The US military has been hitting the Taliban harder since peace talks fell through, Esper says
At the direction of President Donald Trump, the U.S. military has ramped up the number of air and ground attacks against the Taliban, Defense Secretary Mark Esper said on Friday
At the direction of President Donald Trump, the U.S. military has ramped up the number of air and ground attacks against the Taliban, Defense Secretary Mark Esper said on Friday.
“We did step up our attacks on the Taliban since the talks broke down,” Esper told reporters while returning from visits to Wright Patterson Air Force Base, Ohio, and Louisville, Kentucky. “The president spoke about this publicly. We did pick up the pace considerably.”
In September, the president placed peace talks on hold amid continued Talban attacks.
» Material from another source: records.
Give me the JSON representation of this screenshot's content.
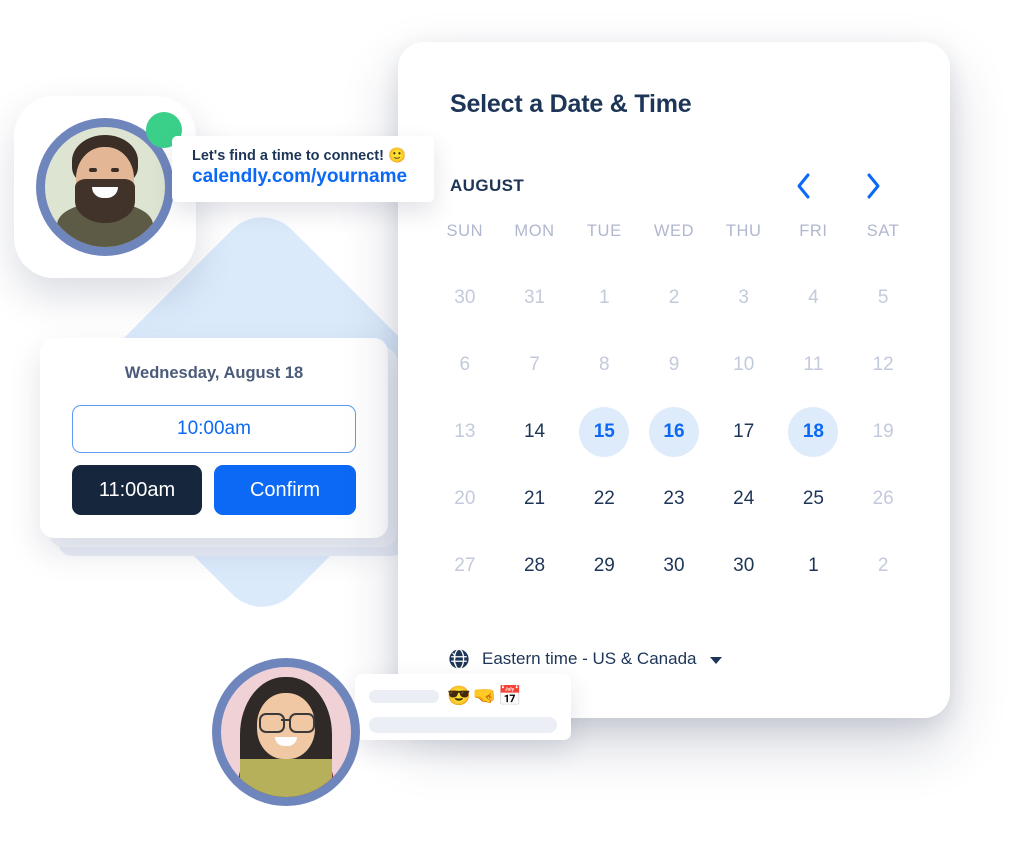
{
  "calendar": {
    "title": "Select a Date & Time",
    "month": "AUGUST",
    "prev_icon": "chevron-left-icon",
    "next_icon": "chevron-right-icon",
    "weekdays": [
      "SUN",
      "MON",
      "TUE",
      "WED",
      "THU",
      "FRI",
      "SAT"
    ],
    "days": [
      {
        "label": "30",
        "state": "muted"
      },
      {
        "label": "31",
        "state": "muted"
      },
      {
        "label": "1",
        "state": "muted"
      },
      {
        "label": "2",
        "state": "muted"
      },
      {
        "label": "3",
        "state": "muted"
      },
      {
        "label": "4",
        "state": "muted"
      },
      {
        "label": "5",
        "state": "muted"
      },
      {
        "label": "6",
        "state": "muted"
      },
      {
        "label": "7",
        "state": "muted"
      },
      {
        "label": "8",
        "state": "muted"
      },
      {
        "label": "9",
        "state": "muted"
      },
      {
        "label": "10",
        "state": "muted"
      },
      {
        "label": "11",
        "state": "muted"
      },
      {
        "label": "12",
        "state": "muted"
      },
      {
        "label": "13",
        "state": "muted"
      },
      {
        "label": "14",
        "state": "normal"
      },
      {
        "label": "15",
        "state": "available"
      },
      {
        "label": "16",
        "state": "available"
      },
      {
        "label": "17",
        "state": "normal"
      },
      {
        "label": "18",
        "state": "available"
      },
      {
        "label": "19",
        "state": "muted"
      },
      {
        "label": "20",
        "state": "muted"
      },
      {
        "label": "21",
        "state": "normal"
      },
      {
        "label": "22",
        "state": "normal"
      },
      {
        "label": "23",
        "state": "normal"
      },
      {
        "label": "24",
        "state": "normal"
      },
      {
        "label": "25",
        "state": "normal"
      },
      {
        "label": "26",
        "state": "muted"
      },
      {
        "label": "27",
        "state": "muted"
      },
      {
        "label": "28",
        "state": "normal"
      },
      {
        "label": "29",
        "state": "normal"
      },
      {
        "label": "30",
        "state": "normal"
      },
      {
        "label": "30",
        "state": "normal"
      },
      {
        "label": "1",
        "state": "normal"
      },
      {
        "label": "2",
        "state": "muted"
      }
    ],
    "timezone": {
      "icon": "globe-icon",
      "label": "Eastern time - US & Canada",
      "caret": "chevron-down-icon"
    }
  },
  "link_card": {
    "message": "Let's find a time to connect! 🙂",
    "url": "calendly.com/yourname"
  },
  "avatar_top": {
    "name": "avatar-man",
    "status": "online"
  },
  "avatar_bottom": {
    "name": "avatar-woman"
  },
  "slot_card": {
    "date": "Wednesday, August 18",
    "selected_time": "10:00am",
    "other_time": "11:00am",
    "confirm_label": "Confirm"
  },
  "emoji_card": {
    "emojis": "😎🤜📅"
  },
  "colors": {
    "accent_blue": "#0b69f5",
    "available_bg": "#ddebfb",
    "dark_navy": "#16263c",
    "title_navy": "#1d3557",
    "muted_day": "#c3cadc",
    "diamond_blue": "#dbeafb",
    "status_green": "#3bd08a"
  }
}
Now, the Taliban are reaping the whirlwind.
“The president did want us to pick up the response to this,” Esper said. “You had the heinous attacks that the Taliban and others conducted throughout Afghanistan … in Kabul and a couple of other places.”
After he suspended peace talks, which were supposed to involve the Taliban coming to Camp David, Trump indicated the Taliban were coming under increasing military pressure.
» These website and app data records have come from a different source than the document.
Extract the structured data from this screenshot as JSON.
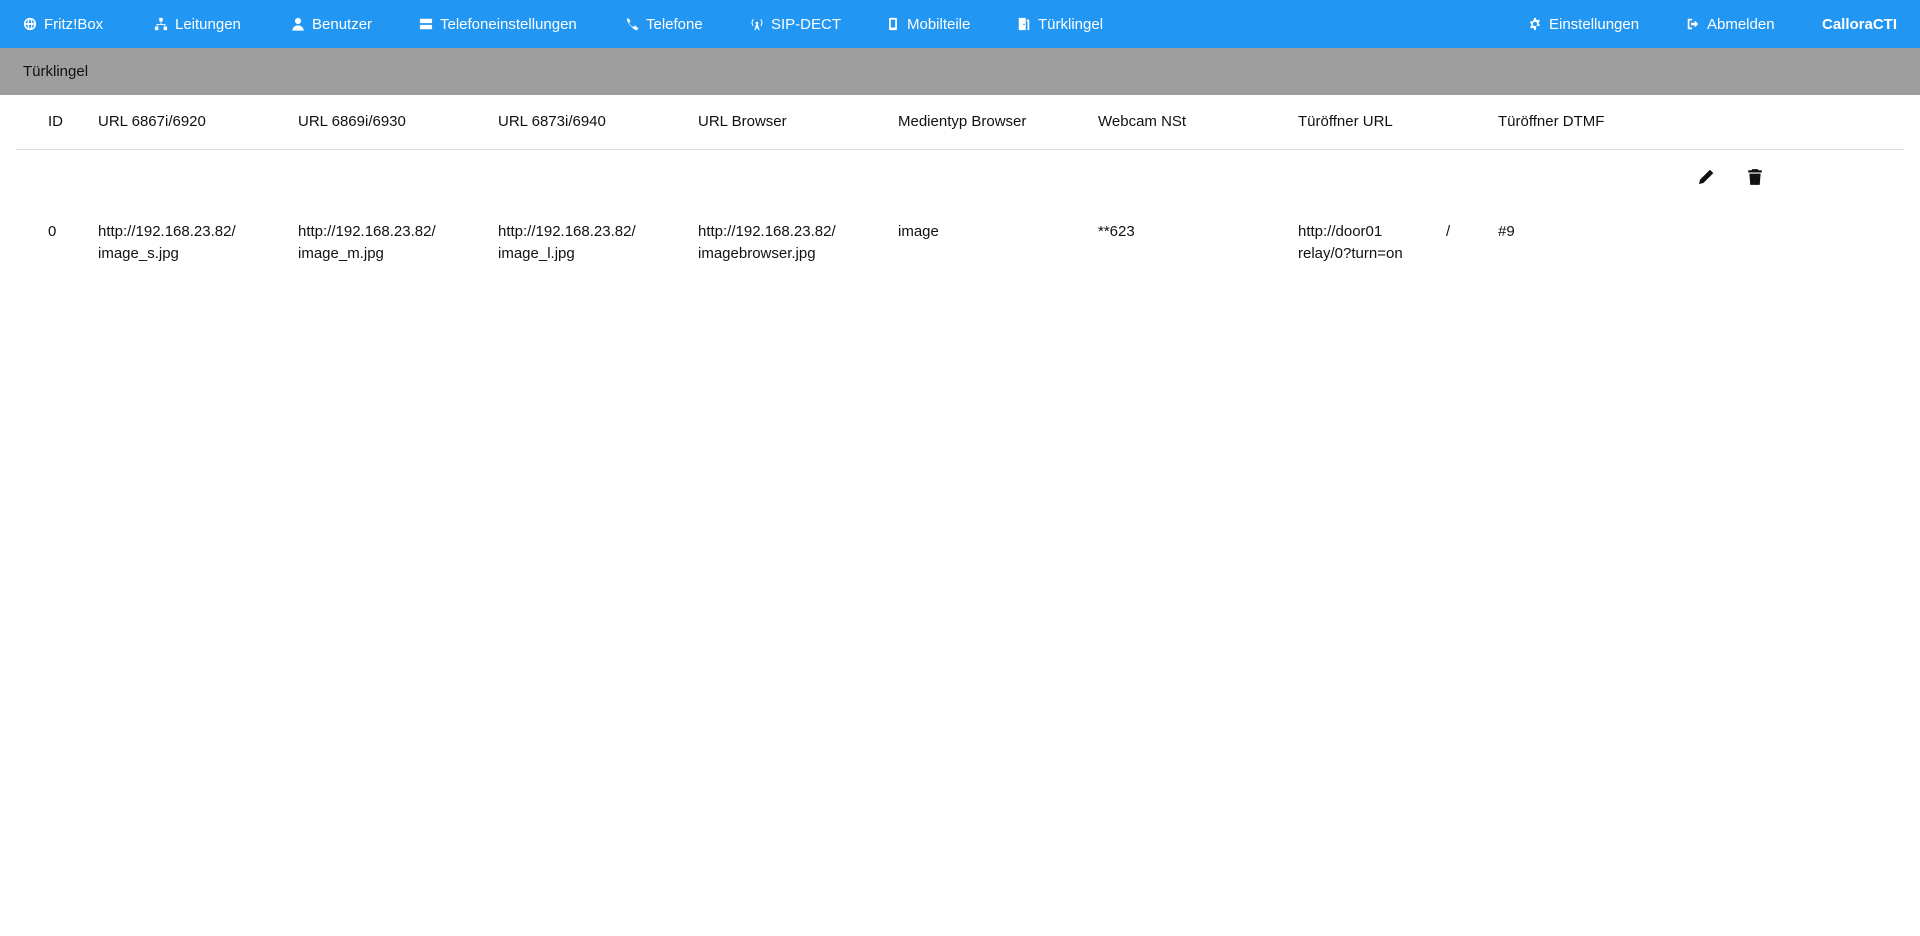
{
  "nav": {
    "items": [
      {
        "label": "Fritz!Box",
        "icon": "globe-icon"
      },
      {
        "label": "Leitungen",
        "icon": "network-icon"
      },
      {
        "label": "Benutzer",
        "icon": "user-icon"
      },
      {
        "label": "Telefoneinstellungen",
        "icon": "server-icon"
      },
      {
        "label": "Telefone",
        "icon": "phone-icon"
      },
      {
        "label": "SIP-DECT",
        "icon": "antenna-icon"
      },
      {
        "label": "Mobilteile",
        "icon": "mobile-icon"
      },
      {
        "label": "Türklingel",
        "icon": "door-icon"
      }
    ],
    "settings": {
      "label": "Einstellungen",
      "icon": "gear-icon"
    },
    "logout": {
      "label": "Abmelden",
      "icon": "sign-out-icon"
    },
    "brand": "CalloraCTI",
    "bg_color": "#2196f3"
  },
  "page": {
    "title": "Türklingel"
  },
  "table": {
    "headers": [
      "ID",
      "URL 6867i/6920",
      "URL 6869i/6930",
      "URL 6873i/6940",
      "URL Browser",
      "Medientyp Browser",
      "Webcam NSt",
      "Türöffner URL",
      "Türöffner DTMF"
    ],
    "rows": [
      {
        "id": "0",
        "url_6867": [
          "http://192.168.23.82/",
          "image_s.jpg"
        ],
        "url_6869": [
          "http://192.168.23.82/",
          "image_m.jpg"
        ],
        "url_6873": [
          "http://192.168.23.82/",
          "image_l.jpg"
        ],
        "url_browser": [
          "http://192.168.23.82/",
          "imagebrowser.jpg"
        ],
        "media_type": "image",
        "webcam_nst": "**623",
        "door_url": [
          "http://door01",
          "relay/0?turn=on"
        ],
        "door_url_sep": "/",
        "door_dtmf": "#9",
        "edit_icon": "pencil-icon",
        "delete_icon": "trash-icon"
      }
    ]
  }
}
“The last four days, we have hit our enemy harder than they have ever been hit before, and that will continue,” Trump said during his speech commemorating the Sept. 11, 2001 attacks.
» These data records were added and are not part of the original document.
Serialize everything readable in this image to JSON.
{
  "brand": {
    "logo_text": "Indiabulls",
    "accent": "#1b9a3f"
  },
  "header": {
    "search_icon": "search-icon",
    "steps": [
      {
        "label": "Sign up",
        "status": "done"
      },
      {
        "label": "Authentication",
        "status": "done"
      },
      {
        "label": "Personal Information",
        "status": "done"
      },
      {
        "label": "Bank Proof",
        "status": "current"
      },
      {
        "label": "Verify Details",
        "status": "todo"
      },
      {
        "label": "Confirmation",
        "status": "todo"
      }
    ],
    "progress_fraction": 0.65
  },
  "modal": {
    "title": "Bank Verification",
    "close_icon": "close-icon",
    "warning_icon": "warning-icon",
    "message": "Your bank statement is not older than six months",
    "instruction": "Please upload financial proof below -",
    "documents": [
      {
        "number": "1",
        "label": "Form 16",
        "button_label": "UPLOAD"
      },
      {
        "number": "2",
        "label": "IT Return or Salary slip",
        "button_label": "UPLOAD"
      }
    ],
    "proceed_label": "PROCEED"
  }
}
Esper declined to provide any numbers to quantify the increase in strikes and he did not say if U.S. troops in Afghanistan are going outside the wire more often now.
“I don’t want to comment in terms of detail because, frankly, I don’t have that level of detail, but we did pick up the pace of attacks, as the president has spoken about, with regard to both air and ground.”
Oct. 7 marks the 18th anniversary of the start of the war in Afghanistan.